# Invariant Mass - Invariant Mass Vs. Rest Mass

Invariant Mass Vs. Rest Mass

The invariant mass of a system may be greater than sum of rest masses of its separate constituents. For example, rest mass and invariant mass are zero for individual photons even though they may add mass to the invariant mass of systems. For this reason, invariant mass is in general not an additive quantity (although there are a few rare situations where it may be, as is the case when massive particles in a system without potential or kinetic energy can be added to a total mass).

Consider the simple case of two-body system, where object A is moving towards another object B which is initially at rest (in any particular frame of reference). The magnitude of invariant mass of this two-body system (see definition below) is different from the sum of rest mass (i.e. their respective mass when stationary). Even if we consider the same system from center-of-momentum frame, where net momentum is zero, the magnitude of the system's invariant mass is not equal to the sum of the rest masses of the particles within it.

The kinetic energy of such particles and the potential energy of the force fields increase the total energy above the sum of the particle rest masses, and both terms contribute to the invariant mass of the system. The sum of the particle kinetic energies as calculated by an observer is smallest in the center of momentum frame (again, called the "rest frame" if the system is bound).

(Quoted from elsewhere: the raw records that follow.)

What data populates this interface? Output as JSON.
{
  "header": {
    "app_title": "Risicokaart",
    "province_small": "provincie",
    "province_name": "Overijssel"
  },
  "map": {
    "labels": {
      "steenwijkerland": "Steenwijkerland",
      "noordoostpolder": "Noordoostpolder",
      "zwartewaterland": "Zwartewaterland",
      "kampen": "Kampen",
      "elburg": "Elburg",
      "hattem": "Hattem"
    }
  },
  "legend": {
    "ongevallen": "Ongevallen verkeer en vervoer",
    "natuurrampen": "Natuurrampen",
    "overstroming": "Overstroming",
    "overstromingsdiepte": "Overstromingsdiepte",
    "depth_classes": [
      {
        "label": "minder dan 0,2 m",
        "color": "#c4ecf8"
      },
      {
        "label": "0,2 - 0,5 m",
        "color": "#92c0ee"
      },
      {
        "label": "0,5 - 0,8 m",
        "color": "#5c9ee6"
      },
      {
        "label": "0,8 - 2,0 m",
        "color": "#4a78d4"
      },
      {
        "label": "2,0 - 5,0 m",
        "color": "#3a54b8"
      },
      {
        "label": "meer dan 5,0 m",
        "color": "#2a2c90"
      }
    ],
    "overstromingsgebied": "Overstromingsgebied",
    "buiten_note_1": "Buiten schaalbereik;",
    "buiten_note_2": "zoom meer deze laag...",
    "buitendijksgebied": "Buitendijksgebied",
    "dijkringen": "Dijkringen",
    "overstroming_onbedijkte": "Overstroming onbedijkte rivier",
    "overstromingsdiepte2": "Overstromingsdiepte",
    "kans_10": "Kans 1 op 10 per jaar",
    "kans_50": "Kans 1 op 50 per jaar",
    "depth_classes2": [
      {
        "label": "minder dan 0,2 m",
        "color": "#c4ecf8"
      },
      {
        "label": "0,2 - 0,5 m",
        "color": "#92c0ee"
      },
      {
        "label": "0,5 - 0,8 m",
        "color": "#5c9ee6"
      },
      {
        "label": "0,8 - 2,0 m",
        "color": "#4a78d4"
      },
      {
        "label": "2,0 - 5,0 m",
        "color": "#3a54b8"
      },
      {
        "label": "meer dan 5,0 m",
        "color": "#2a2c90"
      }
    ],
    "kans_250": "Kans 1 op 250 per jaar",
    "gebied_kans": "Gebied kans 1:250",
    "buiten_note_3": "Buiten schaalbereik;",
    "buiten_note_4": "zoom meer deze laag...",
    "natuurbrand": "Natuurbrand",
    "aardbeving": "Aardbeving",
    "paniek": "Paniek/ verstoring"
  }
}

They will often also interact through one or more of the fundamental forces, giving them a potential energy of interaction, possibly negative.

For an isolated massive system, the center of mass moves in a straight line with a steady sub-luminal velocity. Thus, an observer can always be placed to move along with it. In this frame, which is the center of momentum frame, the total momentum is zero, and the system as a whole may be thought of as being "at rest" if it is a bound system (like a bottle of gas). In this frame, which always exists, the invariant mass of the system is equal to the total system energy (in the zero-momentum frame) divided by c2.